Swan co-authored a study in 2017 that found sperm counts had precipitously fallen in Western countries by 59 percent between 1973 and 2011. In her latest book, Swan blames chemicals for this crisis in the making.
“Chemicals in our environment and unhealthy lifestyle practices in our modern world are disrupting our hormonal balance, causing various degrees of reproductive havoc,” she wrote in the new book.
“In some parts of the world, the average twentysomething woman today is less fertile than her grandmother was at 35,” she also wrote, noting that men could have only half the sperm count of their grandfathers.
Swan blames the disruption on phthalates, the chemicals used in plastic manufacturing that also have an impact on how the crucial hormone endocrine is produced
However, experts note that the proper implementation of pollution reduction measures could help humanity prevent the collapse of human fertility.
Visualizing The World’s Deadliest Pandemics By Population Impact
Humanity has been battling against disease for centuries.
And while most contagious outbreaks have never reached full-blown pandemic status, Visual Capitalist’s Carmen Ang notes that there have been several times throughout history when a disease has caused mass devastation.

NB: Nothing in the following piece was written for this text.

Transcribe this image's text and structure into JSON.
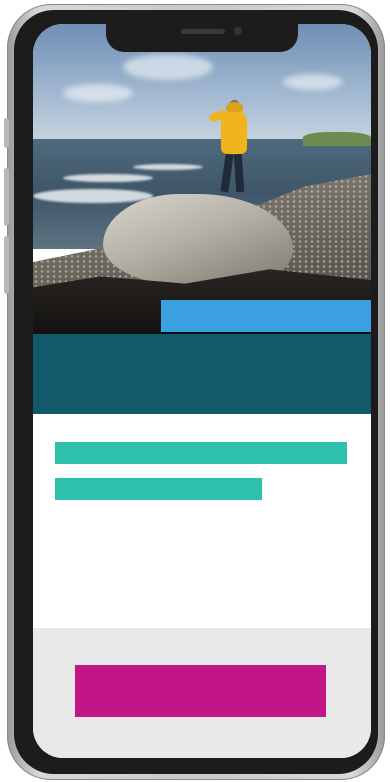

Here’s a look at the world’s deadliest pandemics to date, viewed from the lens of the impact they had on the global population at the time.
Editor’s note: The above graphic was created in response to a popular request from users after viewing our popular history of pandemics infographic initially released a year ago.
Death Toll, by Percent of Population
In the mid-1300s, a plague known as the Black Death claimed the lives of roughly 200 million people – more than 50% of the global population at that time.
Here’s how the death toll by population stacks up for other significant pandemics, including COVID-19 so far.
The specific cause of the Black Death is still up for debate. Many experts claim the 14th-century pandemic was caused by a bubonic plague, meaning there was no human-to-human transmission, while others argue it was possibly pneumonic.
Interestingly, the plague still exists today – however, it’s significantly less deadly, thanks to modern antibiotics.
History Repeats, But at Least We Keep Learning
While we clearly haven’t eradicated infection diseases from our lives entirely, we’ve at least come a long way in our understanding of what causes illness in the first place.
In ancient times, people believed gods and spirits caused diseases and widespread destruction. But by the 19th century, a scientist named Louis Pasteur (based on findings by Robert Koch) discovered germ theory – the idea that small organisms caused disease.
What will we discover next, and how will it impact our response to disease in the future?
Like this? Check out the full-length article The History of Pandemics
Republished from ZH with permission.